    Elsi Active Member

    Maggie, welcome. I’m sorry you find yourself here as well. Sadly I am learning there is only so much we can do for adults who don’t have any desire or motivation to live within the rules of society. I know how hard it is to worry that they will die On the streets or in the wilderness. I also know what it’s like to live with continual crises. It sounds like you have gone above and beyond in trying to get him stabilized. The rest is up to him. I hope you are spending some of your energy and resources taking care of yourself.
  11. Maggie413

    Maggie413 New Member

    Thank you Elsi. Coming to that point of realization that he has made his choices and it is up to him. Just glad to read the posts and know I am not alone.
  12. Tired out

    Tired out Active Member

    Maggie, nope you are not alone. Not by a long shot.
    I hope things improve with your family.
  13. JayPee

    JayPee Sending good vibes...

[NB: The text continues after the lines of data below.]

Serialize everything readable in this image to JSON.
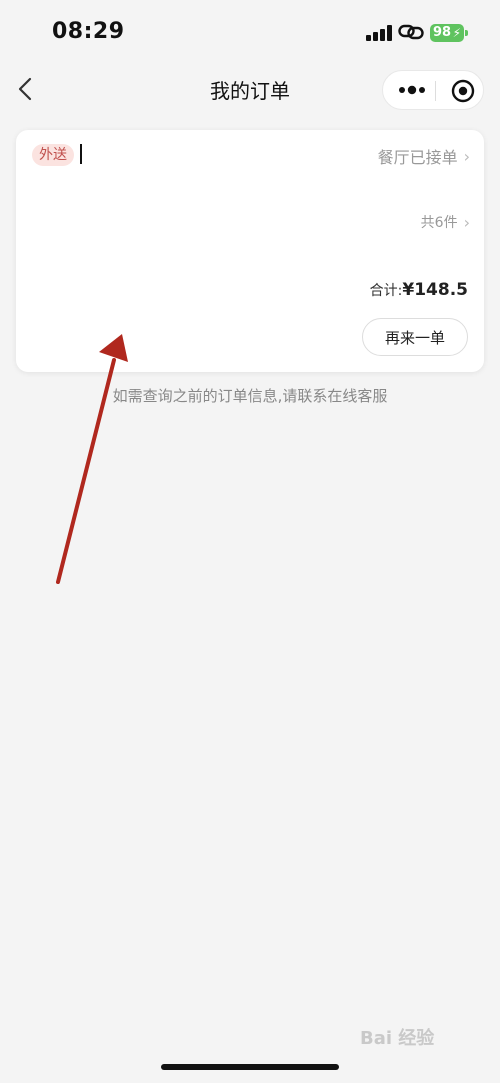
{
  "status_bar": {
    "time": "08:29",
    "battery_level": "98",
    "battery_color": "#5fc35f",
    "icons": [
      "signal-icon",
      "link-icon",
      "battery-icon"
    ]
  },
  "nav": {
    "title": "我的订单",
    "icons": [
      "back-icon",
      "more-icon",
      "close-miniprogram-icon"
    ]
  },
  "order": {
    "tag": "外送",
    "status": "餐厅已接单",
    "item_count": "共6件",
    "total_label": "合计:",
    "total_amount": "¥148.5",
    "reorder_label": "再来一单",
    "tag_color": "#c0504d"
  },
  "hint": "如需查询之前的订单信息,请联系在线客服",
  "watermark": "Bai 经验",
  "annotation_color": "#b0281e"
}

    So I have not been on this site for months and sadly enough the situation with both of my adults sons (26 & 30) is not different. They are both still living in their cars blaming me for their inability to function etc. by the grace of God I have been getting stronger. I'm not fully better yet but over the last month mostly because I'm financially hemmorraging from helping them both financially for about 1 1/2 yrs. I have stopped buying them food, cigarettes etc. The last piece is going to be gas. I've given notification that after this month-no more gas $. I pray that I can stick with it. It is a very hard road. It's not like we decide ..ok I'm going to do this and then they listen and agree with you. There is so much push back from them which often gets nasty and I end up blocking them. I truly know that I have not gotten stronger by sheer willpower but with God's help. I have also been submerging myself in some good Melodie Beattie books on Codependency. My way out of this, I feel, is going to be similar as was with my ex-husband who was and is still an active alcoholic. I have stopped denying that my enabling my sons is a problem, I have begun to realize the only one I can change in this situation is "me" and I surround myself with good support groups, reading materials and prayer. It's a long, hard road but I intend to make it. I have to keep turning them over to God, which I do a million times a day. I've also started praying for myself. Something I never did before because I was always focused on everyone else. I've made progress but have a long way to go.
  14. RN0441

    RN0441 100% better than I was but not at 100% yet

    I also have found that my faith helped me through the rough times with our son. I had to let go and let God control it because I was unable to control his life.

    I had to step away and practice detachment for my own well being.

    Our suffering does not help them. If it did we'd probably all gladly suffer.

    We do have to take care of and love ourselves. This is a must.

    I joined a bible study group when I moved to the south to try to understand what it all meant. That has been very helpful to me and I've met some wonderful people.

    I also recommend a therapist that specializes in addiction if you are able. That helped me tremendously.

    I hope you have a support group.

  15. BusynMember

    BusynMember Well-Known Member